Yesterday’s confirmation hearing for David Friedman, Trump’s choice to become ambassador to Israel, in the Senate Foreign Relations Committee, was expected to be a wild and woolly affair. And it was, with the proceedings interrup
ted by various and sundry protesters, Palestinians and Jews, who expressed unhappiness toward Friedman’s famously vociferous views on Middle East affairs and those who disagree with them. Said views were also the focus of senatorial questioning of the bankruptcy lawyer turned would-be diplomat:
New Mexico Sen. Tom Udall detailed many of the insults Friedman had hurled in print before being selected for the ambassadorial role.
“He has insulted and denigrated members of the Senate,” Udall said. He quoted Friedman’s comment about senior Democratic New York Sen. Charles Schumer, after Democratic colleagues voted to approve the Iran nuclear deal, that “Schumer is validating the worst appeasement of terrorism since Munich,” where Palestinian terrorists killed Israeli athletes at the Olympic Games.
Udall also said that Friedman had “slandered” President Barack Obama when he described “the blatant anti-Semitism emanating from our president and his sycophantic minions.”
And he pointed out that Friedman once said of the Anti-Defamation League that “frankly, they sound like morons.”
And those were not even the worst of Friedman’s slurs. The worst would probably be his description of American Jews who oppose his right-wing positions on Israeli-Palestinian affairs as “worse than kapos — Jews who turned in their fellow Jews in the Nazi death camps.”
Now Friedman wants senators to disregard all those words because after all they were uttered in the heat of a presidential campaign:
Some of the language that I used during the highly charged presidential campaign that ended last November has come in for criticism and rightfully so. While I maintain profound differences of opinion with some of my critics, I regret the use of such language.
Actually, his extremist views predated the presidential campaign, and as the Israeli newspaper Haaretz pointed out, the attacks on liberal Jews continued well after the election. But it is interesting to note that this line of defense is becoming common for the Trump administration.
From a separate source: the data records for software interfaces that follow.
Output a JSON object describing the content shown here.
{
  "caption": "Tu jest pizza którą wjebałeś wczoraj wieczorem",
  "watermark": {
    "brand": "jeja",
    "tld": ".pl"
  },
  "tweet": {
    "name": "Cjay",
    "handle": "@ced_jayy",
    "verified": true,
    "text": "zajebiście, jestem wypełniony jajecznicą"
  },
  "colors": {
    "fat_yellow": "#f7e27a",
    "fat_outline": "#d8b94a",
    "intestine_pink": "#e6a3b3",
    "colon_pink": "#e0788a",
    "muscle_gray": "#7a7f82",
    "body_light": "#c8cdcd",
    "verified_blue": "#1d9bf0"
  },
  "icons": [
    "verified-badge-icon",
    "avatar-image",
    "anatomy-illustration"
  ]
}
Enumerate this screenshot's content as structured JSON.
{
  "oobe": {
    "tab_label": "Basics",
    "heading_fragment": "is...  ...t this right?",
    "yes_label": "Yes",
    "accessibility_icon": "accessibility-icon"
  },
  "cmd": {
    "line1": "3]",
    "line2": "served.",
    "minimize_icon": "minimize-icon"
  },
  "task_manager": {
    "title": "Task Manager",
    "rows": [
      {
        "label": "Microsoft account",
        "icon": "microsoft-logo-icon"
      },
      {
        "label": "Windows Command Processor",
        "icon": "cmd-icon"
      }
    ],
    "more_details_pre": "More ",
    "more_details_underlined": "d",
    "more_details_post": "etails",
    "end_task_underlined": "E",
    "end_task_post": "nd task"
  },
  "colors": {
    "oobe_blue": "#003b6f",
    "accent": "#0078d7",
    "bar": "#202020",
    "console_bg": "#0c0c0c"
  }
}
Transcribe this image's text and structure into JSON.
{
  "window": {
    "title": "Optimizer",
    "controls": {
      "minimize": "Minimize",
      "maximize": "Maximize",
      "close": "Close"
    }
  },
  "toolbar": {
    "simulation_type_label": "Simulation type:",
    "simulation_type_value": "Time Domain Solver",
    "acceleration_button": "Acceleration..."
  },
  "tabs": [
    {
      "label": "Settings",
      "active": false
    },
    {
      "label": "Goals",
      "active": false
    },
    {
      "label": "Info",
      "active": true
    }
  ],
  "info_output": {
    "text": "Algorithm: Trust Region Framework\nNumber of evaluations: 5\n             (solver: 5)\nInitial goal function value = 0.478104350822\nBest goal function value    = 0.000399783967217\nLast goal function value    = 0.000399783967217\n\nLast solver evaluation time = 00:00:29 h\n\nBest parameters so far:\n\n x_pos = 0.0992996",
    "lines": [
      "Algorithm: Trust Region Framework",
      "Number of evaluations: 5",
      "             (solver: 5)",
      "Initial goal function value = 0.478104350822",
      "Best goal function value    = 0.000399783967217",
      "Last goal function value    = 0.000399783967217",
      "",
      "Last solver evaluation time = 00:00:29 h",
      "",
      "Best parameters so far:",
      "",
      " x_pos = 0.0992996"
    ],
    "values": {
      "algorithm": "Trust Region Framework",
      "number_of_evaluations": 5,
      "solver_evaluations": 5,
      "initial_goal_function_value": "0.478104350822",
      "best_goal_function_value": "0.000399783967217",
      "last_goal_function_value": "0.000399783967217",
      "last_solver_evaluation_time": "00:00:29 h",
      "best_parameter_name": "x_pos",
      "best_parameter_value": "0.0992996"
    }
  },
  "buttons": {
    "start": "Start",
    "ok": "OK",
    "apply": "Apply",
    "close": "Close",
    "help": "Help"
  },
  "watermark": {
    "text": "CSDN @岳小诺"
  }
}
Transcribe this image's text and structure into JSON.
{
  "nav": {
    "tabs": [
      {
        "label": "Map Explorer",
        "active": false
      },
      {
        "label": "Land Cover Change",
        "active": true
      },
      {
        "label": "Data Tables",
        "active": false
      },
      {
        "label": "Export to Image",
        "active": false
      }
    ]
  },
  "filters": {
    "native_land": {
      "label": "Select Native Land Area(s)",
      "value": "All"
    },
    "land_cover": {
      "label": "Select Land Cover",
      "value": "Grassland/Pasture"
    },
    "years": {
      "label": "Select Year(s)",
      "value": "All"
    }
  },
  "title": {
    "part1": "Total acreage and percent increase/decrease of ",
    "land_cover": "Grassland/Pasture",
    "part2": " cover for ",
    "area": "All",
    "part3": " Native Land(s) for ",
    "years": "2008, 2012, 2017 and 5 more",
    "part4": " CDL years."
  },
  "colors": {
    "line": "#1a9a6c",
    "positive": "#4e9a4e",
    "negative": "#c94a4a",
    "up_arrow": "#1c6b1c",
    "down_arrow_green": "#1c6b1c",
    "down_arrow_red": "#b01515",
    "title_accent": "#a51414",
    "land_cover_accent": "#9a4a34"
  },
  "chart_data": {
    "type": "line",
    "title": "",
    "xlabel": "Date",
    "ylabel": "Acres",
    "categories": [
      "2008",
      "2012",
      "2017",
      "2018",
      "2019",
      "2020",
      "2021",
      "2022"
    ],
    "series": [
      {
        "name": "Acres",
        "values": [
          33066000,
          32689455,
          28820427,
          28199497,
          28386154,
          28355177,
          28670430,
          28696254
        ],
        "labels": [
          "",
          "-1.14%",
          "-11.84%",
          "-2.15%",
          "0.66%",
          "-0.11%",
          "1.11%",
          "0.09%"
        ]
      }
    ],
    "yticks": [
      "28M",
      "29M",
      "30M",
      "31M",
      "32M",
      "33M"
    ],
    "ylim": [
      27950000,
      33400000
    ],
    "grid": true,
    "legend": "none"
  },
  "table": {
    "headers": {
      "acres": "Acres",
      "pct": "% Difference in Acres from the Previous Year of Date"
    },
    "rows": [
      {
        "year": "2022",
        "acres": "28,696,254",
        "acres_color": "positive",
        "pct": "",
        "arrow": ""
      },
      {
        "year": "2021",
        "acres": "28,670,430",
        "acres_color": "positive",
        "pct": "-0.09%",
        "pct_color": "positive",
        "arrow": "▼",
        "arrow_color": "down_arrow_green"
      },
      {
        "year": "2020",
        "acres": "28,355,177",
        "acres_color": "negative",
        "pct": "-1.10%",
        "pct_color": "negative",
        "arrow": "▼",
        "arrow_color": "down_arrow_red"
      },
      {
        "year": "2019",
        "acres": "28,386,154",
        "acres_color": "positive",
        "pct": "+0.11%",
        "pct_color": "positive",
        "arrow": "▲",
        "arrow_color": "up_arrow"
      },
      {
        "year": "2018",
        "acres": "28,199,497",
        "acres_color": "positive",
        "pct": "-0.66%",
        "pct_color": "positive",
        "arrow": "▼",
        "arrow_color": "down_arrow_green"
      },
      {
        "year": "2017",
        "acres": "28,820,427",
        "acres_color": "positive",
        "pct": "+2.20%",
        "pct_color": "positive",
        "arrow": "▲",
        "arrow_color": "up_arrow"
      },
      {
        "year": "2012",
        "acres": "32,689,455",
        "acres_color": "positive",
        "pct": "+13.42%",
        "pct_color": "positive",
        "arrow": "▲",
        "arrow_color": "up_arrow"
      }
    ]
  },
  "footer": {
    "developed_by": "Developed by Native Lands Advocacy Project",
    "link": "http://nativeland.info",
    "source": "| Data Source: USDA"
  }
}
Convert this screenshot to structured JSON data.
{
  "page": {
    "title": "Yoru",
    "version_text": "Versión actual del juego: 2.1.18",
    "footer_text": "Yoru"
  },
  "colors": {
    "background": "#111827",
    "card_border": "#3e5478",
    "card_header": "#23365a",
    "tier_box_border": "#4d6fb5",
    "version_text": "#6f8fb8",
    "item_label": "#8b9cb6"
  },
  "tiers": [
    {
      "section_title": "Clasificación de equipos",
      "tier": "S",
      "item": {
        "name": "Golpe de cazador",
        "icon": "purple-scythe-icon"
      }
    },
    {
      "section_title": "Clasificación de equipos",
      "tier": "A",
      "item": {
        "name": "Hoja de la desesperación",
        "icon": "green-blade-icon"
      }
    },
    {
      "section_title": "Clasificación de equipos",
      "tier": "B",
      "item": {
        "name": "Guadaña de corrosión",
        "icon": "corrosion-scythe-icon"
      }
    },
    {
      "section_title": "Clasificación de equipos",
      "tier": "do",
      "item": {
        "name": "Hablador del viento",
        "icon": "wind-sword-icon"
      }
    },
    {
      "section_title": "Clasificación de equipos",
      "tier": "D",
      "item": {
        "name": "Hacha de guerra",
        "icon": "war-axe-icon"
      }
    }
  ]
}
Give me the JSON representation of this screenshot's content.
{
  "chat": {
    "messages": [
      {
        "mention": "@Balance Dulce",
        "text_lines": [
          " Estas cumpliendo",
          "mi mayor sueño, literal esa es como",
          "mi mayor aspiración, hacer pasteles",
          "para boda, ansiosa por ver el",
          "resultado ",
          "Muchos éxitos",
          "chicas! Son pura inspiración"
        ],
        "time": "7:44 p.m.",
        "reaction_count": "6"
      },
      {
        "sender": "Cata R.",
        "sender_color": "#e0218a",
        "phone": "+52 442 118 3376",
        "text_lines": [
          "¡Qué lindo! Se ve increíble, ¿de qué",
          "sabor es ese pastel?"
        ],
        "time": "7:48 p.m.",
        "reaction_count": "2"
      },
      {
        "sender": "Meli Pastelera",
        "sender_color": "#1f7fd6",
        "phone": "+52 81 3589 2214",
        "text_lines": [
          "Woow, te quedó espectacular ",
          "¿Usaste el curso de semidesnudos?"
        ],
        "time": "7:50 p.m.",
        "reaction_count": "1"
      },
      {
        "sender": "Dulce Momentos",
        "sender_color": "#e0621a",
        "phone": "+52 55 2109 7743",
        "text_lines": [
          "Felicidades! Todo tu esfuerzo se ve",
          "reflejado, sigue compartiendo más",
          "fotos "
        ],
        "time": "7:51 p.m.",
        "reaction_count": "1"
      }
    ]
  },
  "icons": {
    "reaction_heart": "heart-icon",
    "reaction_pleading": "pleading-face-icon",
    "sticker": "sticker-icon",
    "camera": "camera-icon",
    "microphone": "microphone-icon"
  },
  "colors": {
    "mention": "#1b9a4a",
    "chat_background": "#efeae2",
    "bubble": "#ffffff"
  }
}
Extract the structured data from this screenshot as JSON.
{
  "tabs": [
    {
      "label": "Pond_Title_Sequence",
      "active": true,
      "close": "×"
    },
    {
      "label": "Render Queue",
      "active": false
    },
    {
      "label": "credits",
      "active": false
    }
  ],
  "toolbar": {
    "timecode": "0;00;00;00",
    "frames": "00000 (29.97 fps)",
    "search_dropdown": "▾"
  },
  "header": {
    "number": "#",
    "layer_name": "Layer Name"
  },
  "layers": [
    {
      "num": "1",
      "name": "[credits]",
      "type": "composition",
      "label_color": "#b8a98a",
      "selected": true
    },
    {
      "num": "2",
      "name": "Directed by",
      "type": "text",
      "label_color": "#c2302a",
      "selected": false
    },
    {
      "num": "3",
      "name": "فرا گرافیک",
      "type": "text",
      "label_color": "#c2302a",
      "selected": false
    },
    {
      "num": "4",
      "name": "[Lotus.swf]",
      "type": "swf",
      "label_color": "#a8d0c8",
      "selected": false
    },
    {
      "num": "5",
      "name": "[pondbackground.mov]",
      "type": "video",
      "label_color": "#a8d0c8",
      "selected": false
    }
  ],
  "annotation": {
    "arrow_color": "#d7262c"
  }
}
Just yesterday, the Justice Department (in a brief filed with the Ninth Circuit Court of Appeals notifying judges the administration would release a new travel ban order next week) argued strenuously against judicial consideration of Trump’s talk about banning Muslims on the campaign trail in interpreting his actions as president. Candidate Trump was just a “private citizen” who was exercising his First Amendment rights to express what sure sounded like religious bigotry. Presumably Friedman’s profanation of the Holocaust and scurrilous attacks on Americans and Israelis alike would fall under the same exemption for campaign demagoguery.
While Friedman had plenty of time to prepare his “so sorry about the demagoguery” defense, he had to be more nimble in dealing with the fallout from Trump’s strange remarks during his press conference earlier this week with Bibi Netanyahu. As you may recall, Trump seemed to express shrugging indifference to the central question of pursuing a one-state or two-state solution to the Israeli-Palestinian conflict. Friedman retracted his prior violent opposition to the two-state solution that has been the cornerstone of U.S. policy for decades, but wisely hedged his bets. Who knows what Trump really meant, or what he will say next on this topic?
But even though Trump complicated his intended envoy’s confirmation hearing with his latest comments, he more than made up for it by completely diverting attention from the Friedman event with his own 80-minute press conference. Who’s going to watch a sideshow when the Greatest Show on Earth is underway just across town?